Gubicza finished 3rd in voting for the 1988 American League Cy Young Award after posting a 20–8 win–loss record in 35 games (all as a starter), 8 complete games, 4 shutouts, 269 23 innings pitched, 237 hits allowed, 94 runs allowed (81 earned), 11 home runs allowed, 83 walks, 183 strikeouts, and a 2.70 ERA.

He led the American League in games started in 1989 (36) and 1995 (33).


Gubicza has served as an MLB Analyst on Dodgers and Angels pre-game and post-game shows for Fox Sports West/Prime Ticket. In 2007, he was paired with José Mota on fifty Angels telecasts on Fox Sports West/Prime Ticket and KCOP. [1] He also co-hosts Angels in the Infield with Bill Macdonald. The Angels announced that he will work roughly 75 games on television during the 2008 season. Gubizca was slated to work with Rory Markas on Angels broadcasts in 2010 before Markas's sudden death on January 4, 2010. On March 3, 2010, Victor Rojas was named as Markas' replacement. He appeared in 30 for 30: You Don't Know Bo: The Legend of Bo Jackson, which first aired on 8 December 2012.[7]

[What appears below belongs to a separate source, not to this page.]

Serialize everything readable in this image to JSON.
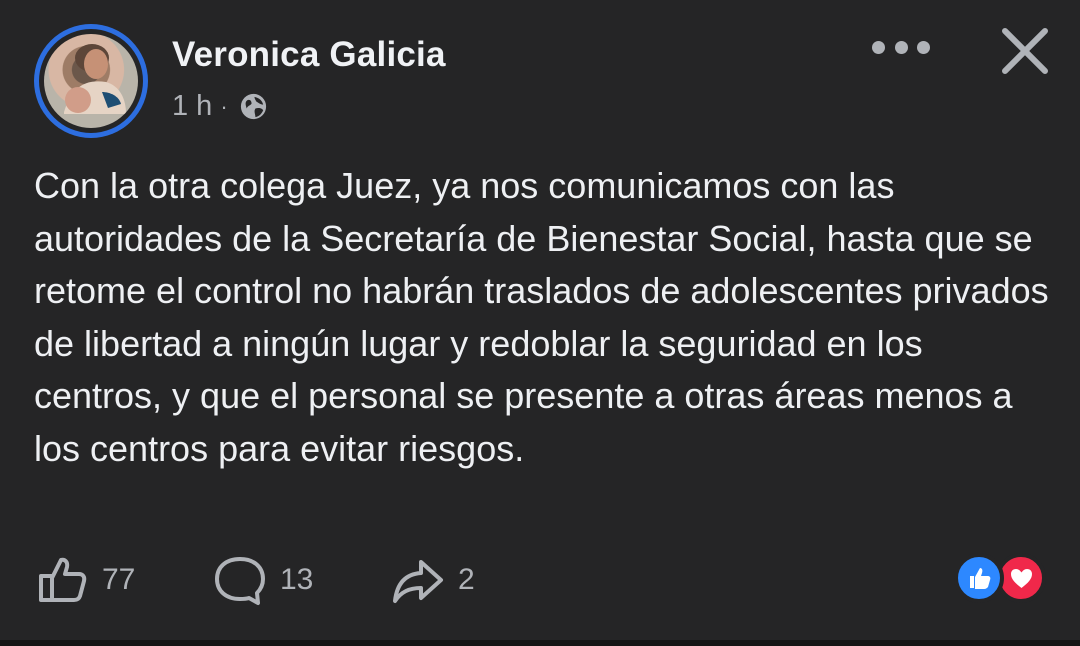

In 2005 and 2006, Gubicza was the Head Baseball Coach at Chaminade High School in West Hills, California. One of the students he coached was Kevin Pillar, now the center fielder for the Toronto Blue Jays.[8] Gubicza's son, Chad, attended Chaminade.[9]


  1. Broadcasters
  2. "Mark Gubicza". Retrieved 9 October 2015.<templatestyles src="Module:Citation/CS1/styles.css"></templatestyles>
  3. "2nd Round of the 1981 MLB June Amateur Draft". Retrieved 9 October 2015.<templatestyles src="Module:Citation/CS1/styles.css"></templatestyles>
  4. "Mark Gubicza". Retrieved 9 October 2015.<templatestyles src="Module:Citation/CS1/styles.css"></templatestyles>
  5. Retrieved 9 October 2015. Missing or empty |title= (help)<templatestyles src="Module:Citation/CS1/styles.css"></templatestyles>
  6. J. Brady McCollough. "A Royal Entrance". Retrieved 2012-05-04.<templatestyles src="Module:Citation/CS1/styles.css"></templatestyles>
  7. "30 for 30". IMDB. ESPN Films. Retrieved 9 October 2015.<templatestyles src="Module:Citation/CS1/styles.css"></templatestyles>
  8. "Ex-pitchers now manage high school teams". ESPN. 23 March 2005. Retrieved 9 October 2015.<templatestyles src="Module:Citation/CS1/styles.css"></templatestyles>
  9. "". Los Angeles Times. 9 August 2010. Retrieved 9 October 2015. External link in |title= (help)<templatestyles src="Module:Citation/CS1/styles.css"></templatestyles>

External links